It suggests that the mind is structured in a different way.

It provides a constraint-based model that might be profitably exported to other domains.

Constraint-based analysis make different empirical claims and it thus behoves anybody interested in the role of syllables and feet in any domain to consider these different claims.

References

Bagemihl, B. (1988) Alternate Phonologies and Morphologies, UBC doctoral dissertation. [language games]

Chomsky, N. and M. Halle (1968) The Sound Pattern of English, Harper and Row, New York. [the classic rule-based theory of phonology]

Cutler, A., Mehler, J., Norris, D., & Segui, J. (1986) "The syllable's differing role in the segmentation of French and English", JML 25, 385-400. [classic paper on the role of the syllable in speech perception]

Gerken, L.A. (1994) "Young children's representation of prosodic structure: Evidence from English-speakers' weak syllable omissions", JML 33, 19-38. [children's language production uses feet]

Hammond, M. (1991) "Poetic meter and the arboreal grid", Language 67, 240-259. [metrical theory applied to poetic meter and a recent discussion of Expletive Infixation]

Hammond, M. (1994) "Syllable Parsing in English and French", ms., U. of Arizona. [OT applied to speech perception etc.]

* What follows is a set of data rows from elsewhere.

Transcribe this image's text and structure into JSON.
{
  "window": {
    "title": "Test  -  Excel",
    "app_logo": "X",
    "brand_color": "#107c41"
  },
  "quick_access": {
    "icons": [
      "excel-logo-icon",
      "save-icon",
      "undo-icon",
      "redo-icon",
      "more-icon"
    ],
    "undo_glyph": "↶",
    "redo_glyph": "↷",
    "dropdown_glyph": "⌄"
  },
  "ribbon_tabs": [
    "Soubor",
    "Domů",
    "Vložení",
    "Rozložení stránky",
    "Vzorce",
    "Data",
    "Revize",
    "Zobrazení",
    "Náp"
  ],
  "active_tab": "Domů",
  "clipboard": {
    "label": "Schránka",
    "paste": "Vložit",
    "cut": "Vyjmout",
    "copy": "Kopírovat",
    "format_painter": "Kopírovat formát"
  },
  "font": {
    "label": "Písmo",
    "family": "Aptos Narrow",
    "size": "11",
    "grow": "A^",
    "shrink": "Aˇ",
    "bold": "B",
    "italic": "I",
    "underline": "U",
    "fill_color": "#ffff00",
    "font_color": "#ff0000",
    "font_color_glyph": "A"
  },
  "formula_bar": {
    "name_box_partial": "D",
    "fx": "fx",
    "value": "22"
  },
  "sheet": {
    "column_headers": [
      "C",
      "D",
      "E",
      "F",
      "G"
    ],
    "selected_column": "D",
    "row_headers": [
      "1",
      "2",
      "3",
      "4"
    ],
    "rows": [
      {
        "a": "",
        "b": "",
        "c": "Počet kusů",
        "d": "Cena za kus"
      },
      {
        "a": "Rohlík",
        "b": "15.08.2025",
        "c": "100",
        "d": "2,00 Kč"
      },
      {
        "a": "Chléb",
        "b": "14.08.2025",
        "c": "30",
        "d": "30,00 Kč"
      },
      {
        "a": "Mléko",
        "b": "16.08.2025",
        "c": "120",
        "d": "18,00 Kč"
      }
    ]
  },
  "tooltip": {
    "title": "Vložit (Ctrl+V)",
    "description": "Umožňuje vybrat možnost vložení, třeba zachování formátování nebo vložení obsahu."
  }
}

Hammond, M. (1995) "Metrical theory", Annual Review of Anthropology 24, 313-342. [an overview of metrical phonology]

Hayes, B. (1981) A Metrical Theory of Stress, 1980 MIT doctoral dissertation, distributed by IULC, published by Garland Press 1985. [a classic rule-based approach to stress]

Jakobson, R. (1962) Selected Writings: Phonological Studies, Mouton, The Hague. [the presentation of the syllable typology claim]

Kenstowicz, M. (1994) Phonology in Generative Grammar, Blackwell, Cambridge. [pre OT phonology text with a problem on English syncope]

McCarthy, J. & A. Prince (1993) Prosodic Morphology I, ms., U. Mass. and Rutgers U. [the first real empirical elaboration of OT]

Meador, D. (in prep.) UA dissertation. [soon to be classic dissertation on the syllable in lexical access!]

Mester, R. A. (1994) "The quantitative trochee in Latin", NLLT 12, 1-62. [constraint-based footing]

Pérez, P. (1992) "Gradient Sonority and Harmonic Foot Repair in English Syncope", Coyote Papers 8, 118-142. [an early OT-esque treatment of syncope in English]

Prince, A. (1990) "Quantitative consequences of rhythmic organization", CLS 26. [early paper on optimizing foot structure]

Prince, A. & P. Smolensky (1993) Optimality Theory, ms., Rutgers U. and U. of Colorado. [the first OT work]

Steriade, D. (1982) Greek Prosodies and the Nature of Syllabification, MIT doctoral dissertation. [classic rule-based syllabification]

Zwicky, A. (1972) "Note on a Phonological Hierarchy in English", in R. Stockwell and R. Macaulay, eds., Linguistic Change and Generative Theory: Essays from the UCLA Conference on Historical Linguistics in the Perspective of Transformational Theory, IULC, 275-301. [a rule-based treatment of syncope in English]